Watched the film on my laptop on Sunday night, the 1993 re-release with the cuts restored. It felt melodramatic, rather than dramatic. I would like to watch the play, and compare it with the film. Film robs the drama of its physicality, I think, the menacing swagger of Stanley Kowalski, the sexual tension between Stanley and his wife, Stella, and the shocking rape of Blanche DuBois. On film, the smashing of windows and crockery blended into the soundtrack. 
I still remember the visceral shock of watching Arthur Miller's A View from the Bridge in the theater. The actor who played Eddie Carbone was a powerful physical presence. He dominated the stage in all three dimensions, and then some. Film not only converts flesh into celluloid, it also demystifies the body by making a picture of it.

Herman Melville's "Moby-Dick"

Moby-Dick is not a novel, but a Dramatic Poem. Its sources are Homer, Shakespeare, Milton, and the Bible. Its spirit is not realistic, but idealistic; it sees in the things of earth shadows of things in heaven, or, as Ahab puts it, “Not the smallest atom stirs or lives on matter, but has its cunning duplicate in mind.” Its strategies are self-consciously dramatic: dialogues that rival for color and comedy the exchanges between Lear and the Fool; soliloquies that aim for the grandeur of Hamlet; and action that extends its import, as in Homer, through extended metaphors.

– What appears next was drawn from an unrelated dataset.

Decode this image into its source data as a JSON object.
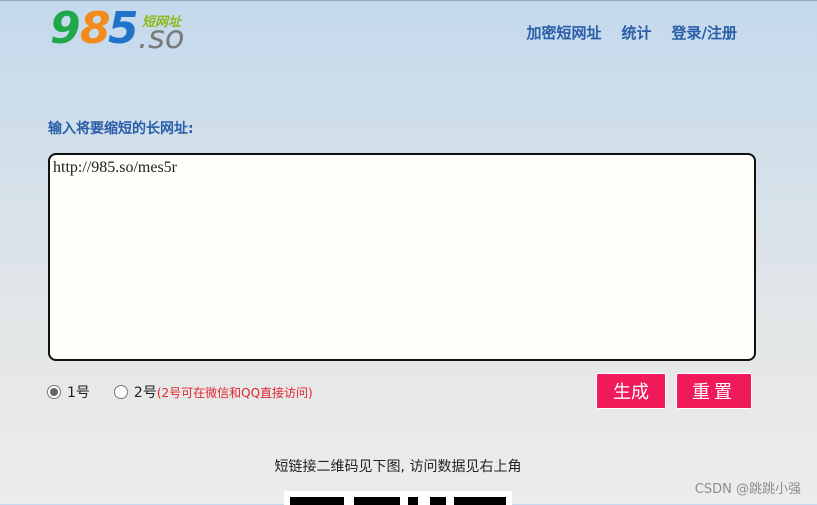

Where it pauses to catch its breath, it sees analogies everywhere, in the parts of the ship, in the members of the crew, in the stages of killing and boiling down a whale. Ahab, who sets out to kill the White Whale, discovers he is the White Whale, just as Ishmael, who sets out to tell the story of Ahab, finds out, in this obsessive narrative, he is Ahab.


Chapter I Loomings—Not ignoring what is good, I am quick to perce…

Best of the Web

Valparaiso Review announces its three nominations for the Best of the Web anthology from Dzanc Books, a non-profit independent publisher. 
Howard from PFFA drew attention to a neat idea: a poet laureate map. Another Canadian first?

Victoria Chang's "Salvinia Molesta"

Victoria Chang dances with three Muses in her second poetry collection: Clio, the Muse of history; Erato, the Muse of love; and Melpomene, the Muse of tragedy. Though all three hover over every section of the book, each Muse presides over her own section. 
The first section deals with Chinese history. It begins with the poem "Hanging Mao Posters" and ends with the poem "After Hanging Mao Posters." The formal gesture (it makes me think of theater banners) prepares the reader for the section's meditation on big themes, such as the Cultural Revolution, the Nanking Massacre, and China-Taiwan relations. 
Chang approaches the Cultural Revolution symbolically (a poem about Mao's "Four Pests" campaign against rats, flies, mosquitoes and sparrows), empathetically (a poem speaks in the voice of Jiang Qing, Mao's wife, who committed suicide while under house arrest), and in identification (a poem describes an uncle who "disappeared" after he was …